There's a lot of talks that this is the first generation that's worse off than its parents. But that shouldn't be our aspiration. Our goal should be affluence and abundance and we should hope to have cities that are environmentally sustainable, economically sustainable, and equitable. Smart city technologies are not the only answer, but they're the best toolbox we've ever had.
So, with the development of projects in mind, are there any projects you're seeing at the moment that you're really excited for?
There are many but one example that comes to mind is SingPass, which is a system in Singapore where you log in once and have access to roughly 350 government services.
One of the things I like about it, and one of the things I think gets overlooked by many people when they're talking about smart cities, is the importance of digital city services. Cities need to start delivering their services digitally and it needs to be a single application that is organized by the users' needs, not by different city departments. You want one form for the end user and then your system takes care of sending that information to the different departments.
Advanced digital city services are what I call 'happier for less'. It's the idea that when you go digital, it costs you a lot less to serve your citizens but your citizens are a lot happier. There's a British study that suggests that a digital transaction with a citizen is 50 times cheaper than a face-to-face transaction and yet the citizens are happier.
Moving on to exciting developments that are driving smart cities here in North America, Amazon just ran a contest for its new second headquarters. They're promising as many as 50,000 new jobs for the city. Because of what Amazon will require from a city, they’ll be looking for a smart city. Smaller companies and the ‘next Amazons’ are going to realize this and be looking for the same thing too. It really is a race and it’s becoming urgent to get the infrastructure in place so cities can compete.
What are your favorite resources to learn about smart cities?

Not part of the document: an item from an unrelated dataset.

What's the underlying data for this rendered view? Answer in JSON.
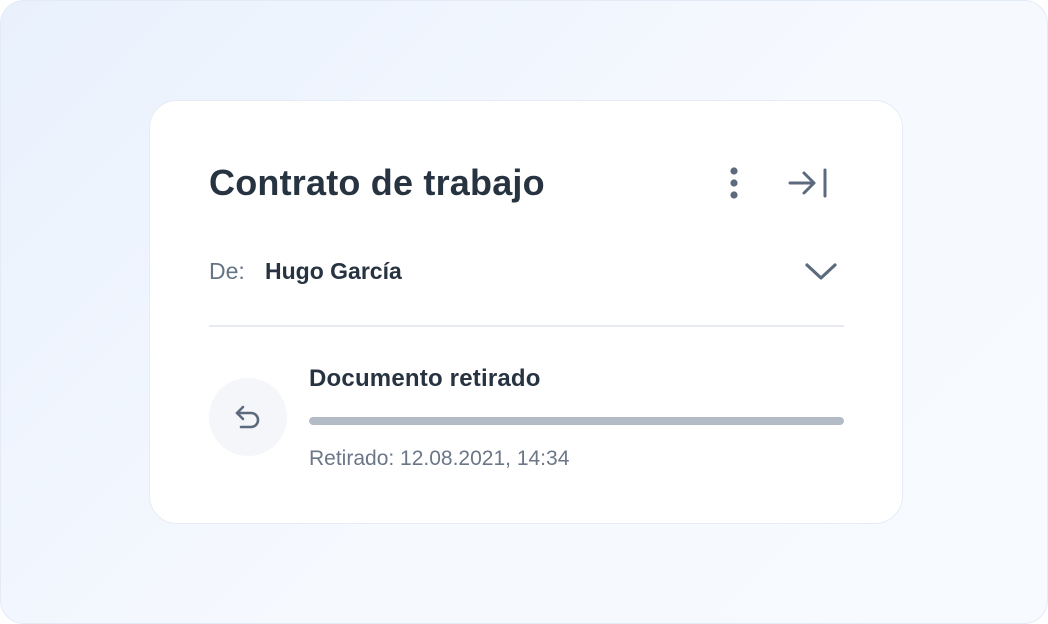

Smart Cities Council has the Internet's largest collection of free smart city resources. You can get our smart cities readiness, financing, and street lighting guides. We also provide case studies so you can learn best practices from those who have done it before. Then there are a number of events. We host our Smart Cities Week twice a year in the states and we hope to expand overseas next year.
We also come to cities with our readiness workshop, where we'll help you activate your local ecosystem and align all your stakeholders. We think that's a great way to really drill down into what your city needs and your city's priorities.
This interview has been edited.
For more information on the future of our cities, take a look at nine expert predictions.